> [Data about app and page elements]:
--

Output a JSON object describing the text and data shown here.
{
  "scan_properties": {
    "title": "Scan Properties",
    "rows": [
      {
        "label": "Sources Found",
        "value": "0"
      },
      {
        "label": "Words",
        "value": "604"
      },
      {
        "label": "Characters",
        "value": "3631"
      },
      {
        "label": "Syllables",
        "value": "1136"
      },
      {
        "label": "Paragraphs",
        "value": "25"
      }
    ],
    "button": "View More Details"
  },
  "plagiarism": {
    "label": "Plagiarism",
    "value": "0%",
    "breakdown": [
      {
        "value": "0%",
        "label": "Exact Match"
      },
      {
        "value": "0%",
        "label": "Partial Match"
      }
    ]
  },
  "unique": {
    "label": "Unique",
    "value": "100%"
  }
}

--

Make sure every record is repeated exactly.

> [SOLUTION FOR THIS PROBLEM]:
Output a JSON object describing the text and data shown here.
{
  "scan_properties": {
    "title": "Scan Properties",
    "rows": [
      {
        "label": "Sources Found",
        "value": "0"
      },
      {
        "label": "Words",
        "value": "604"
      },
      {
        "label": "Characters",
        "value": "3631"
      },
      {
        "label": "Syllables",
        "value": "1136"
      },
      {
        "label": "Paragraphs",
        "value": "25"
      }
    ],
    "button": "View More Details"
  },
  "plagiarism": {
    "label": "Plagiarism",
    "value": "0%",
    "breakdown": [
      {
        "value": "0%",
        "label": "Exact Match"
      },
      {
        "value": "0%",
        "label": "Partial Match"
      }
    ]
  },
  "unique": {
    "label": "Unique",
    "value": "100%"
  }
}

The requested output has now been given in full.